Peri-urban-rural linkage pathways:
A stronger link, connectivity or integration between urban and rural is a key theme to bring Cairo’s peri-urban areas a place of resilient communities. This particular pathway channels policies for responding to the fragmented and socially segregated peri-urban areas of Cairo. Additionally, considering the massive conversion of agricultural lands, particularly along the regional economic corridor connecting Cairo and the Suez Economic Area, there is a need to for an integration of urban and rural economy. This calls for policies to protect the remaining agricultural lands while ‘restoring’ the intrinsic peri-urban values that has been declining due to dramatic rural-urban transformation. Meanwhile, it is also essential to connect the long-term local people with the new people residing in the new high-class residential areas to narrow the gap and prevent potential social conflicts. Establishing community-based programs that bring together the peri-urban community might be a visionary strategy. On the other hand, there is also a need to ensure inclusive provision of basic infrastructure for all. Currently, the local-long term people’s residential areas are bypassed by the construction of regional transport corridors. Ensuring local connectivity between enclaves and improving access of local people to a better waste management, clean water and transport to urban centres is seen as equally important.
Climate resilience and vulnerability pathway
One of Cairo’s biggest climate challenges is related to water – potential flooding along the coastline and the Nile Delta due to sea level rise and the shortage of water supply potential affecting the overall agricultural productivity in the foreseeable future. This challenge is typical for regions situated within close distance to the coast and of those with high reliance on agricultural sectors. To address this two ‘opposing’ phenomenon, Cairo needs a better design of peri-urban areas in two big themes. First is redesigning the coastal areas which can involve delineating the flood-prone areas and impose a strict zoning regulation. This needs to be followed by restoring the ecosystem values of those areas. The second theme is to ensure the provision of sufficient water supplies along the Nile Delta to maintain the food production capacity. This can be done by constructing and maintaining irrigation canals. Suggesting a crop change can also be an alternative strategy to promote a resilient and sustainable food production. Meanwhile, to prevent severe impacts of climate change to the people, a better design of settlements can be a core strategy. This can include eco-designs of housing and also to allocate development to suitable locations (e.g. fair distance to industries that is currently growing along the Cairo-Suez corridor). Providing basic infrastructure is of a paramount importance – e.g. health and sanitation, access to clean water etc.
Collaborative and integrative governance pathway

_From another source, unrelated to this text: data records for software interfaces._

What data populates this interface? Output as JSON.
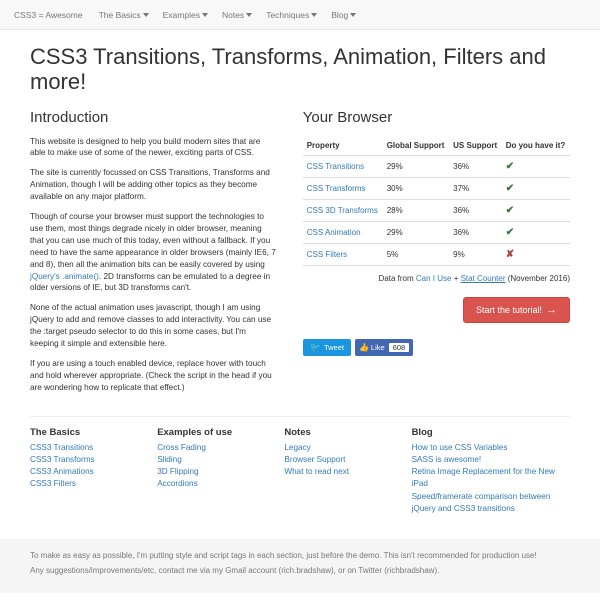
{
  "nav": {
    "brand": "CSS3 = Awesome",
    "items": [
      "The Basics",
      "Examples",
      "Notes",
      "Techniques",
      "Blog"
    ]
  },
  "title": "CSS3 Transitions, Transforms, Animation, Filters and more!",
  "intro": {
    "heading": "Introduction",
    "p1": "This website is designed to help you build modern sites that are able to make use of some of the newer, exciting parts of CSS.",
    "p2": "The site is currently focussed on CSS Transitions, Transforms and Animation, though I will be adding other topics as they become available on any major platform.",
    "p3a": "Though of course your browser must support the technologies to use them, most things degrade nicely in older browser, meaning that you can use much of this today, even without a fallback. If you need to have the same appearance in older browsers (mainly IE6, 7 and 8), then all the animation bits can be easily covered by using ",
    "p3_link": "jQuery's .animate()",
    "p3b": ". 2D transforms can be emulated to a degree in older versions of IE, but 3D transforms can't.",
    "p4": "None of the actual animation uses javascript, though I am using jQuery to add and remove classes to add interactivity. You can use the :target pseudo selector to do this in some cases, but I'm keeping it simple and extensible here.",
    "p5": "If you are using a touch enabled device, replace hover with touch and hold wherever appropriate. (Check the script in the head if you are wondering how to replicate that effect.)"
  },
  "browser": {
    "heading": "Your Browser",
    "headers": [
      "Property",
      "Global Support",
      "US Support",
      "Do you have it?"
    ],
    "rows": [
      {
        "name": "CSS Transitions",
        "global": "29%",
        "us": "36%",
        "have": true
      },
      {
        "name": "CSS Transforms",
        "global": "30%",
        "us": "37%",
        "have": true
      },
      {
        "name": "CSS 3D Transforms",
        "global": "28%",
        "us": "36%",
        "have": true
      },
      {
        "name": "CSS Animation",
        "global": "29%",
        "us": "36%",
        "have": true
      },
      {
        "name": "CSS Filters",
        "global": "5%",
        "us": "9%",
        "have": false
      }
    ],
    "data_from_prefix": "Data from ",
    "caniuse": "Can I Use",
    "plus": " + ",
    "statcounter": "Stat Counter",
    "date": " (November 2016)",
    "cta": "Start the tutorial!",
    "tweet": "Tweet",
    "like": "Like",
    "like_count": "608"
  },
  "footer": {
    "basics": {
      "heading": "The Basics",
      "items": [
        "CSS3 Transitions",
        "CSS3 Transforms",
        "CSS3 Animations",
        "CSS3 Filters"
      ]
    },
    "examples": {
      "heading": "Examples of use",
      "items": [
        "Cross Fading",
        "Sliding",
        "3D Flipping",
        "Accordions"
      ]
    },
    "notes": {
      "heading": "Notes",
      "items": [
        "Legacy",
        "Browser Support",
        "What to read next"
      ]
    },
    "blog": {
      "heading": "Blog",
      "items": [
        "How to use CSS Variables",
        "SASS is awesome!",
        "Retina Image Replacement for the New iPad",
        "Speed/framerate comparison between jQuery and CSS3 transitions"
      ]
    }
  },
  "bottom": {
    "p1": "To make as easy as possible, I'm putting style and script tags in each section, just before the demo. This isn't recommended for production use!",
    "p2": "Any suggestions/improvements/etc, contact me via my Gmail account (rich.bradshaw), or on Twitter (richbradshaw)."
  }
}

Some of Cairo’s peri-urban development is unplanned. Thus, bringing a more formalised peri-urban development can be a key component to an improved governance of peri-urban areas. This channels a better monitoring and evaluation of policy and to ensure they are implemented accordingly. A climate resilient peri-urban area also requires strengthening the roles of Environmental Impact Assessment for better screening of development, particularly of those with significant impact (e.g. manufacturing, transport hubs and other strategic major projects along the Cairo-Suez corridor). Another important point to suggest is the need for a better technical guidance or indicators to regulate development. Currently, there are confusions in the use of indicators applied to both rural and urban development. There is a need to provide a separated but integrated guidance for both. Lastly, while Cairo’s peri-urban development reflects their local, regional and global dynamic, it implies that there is a need for stronger collaboration of actors of all levels and between the public, private and community.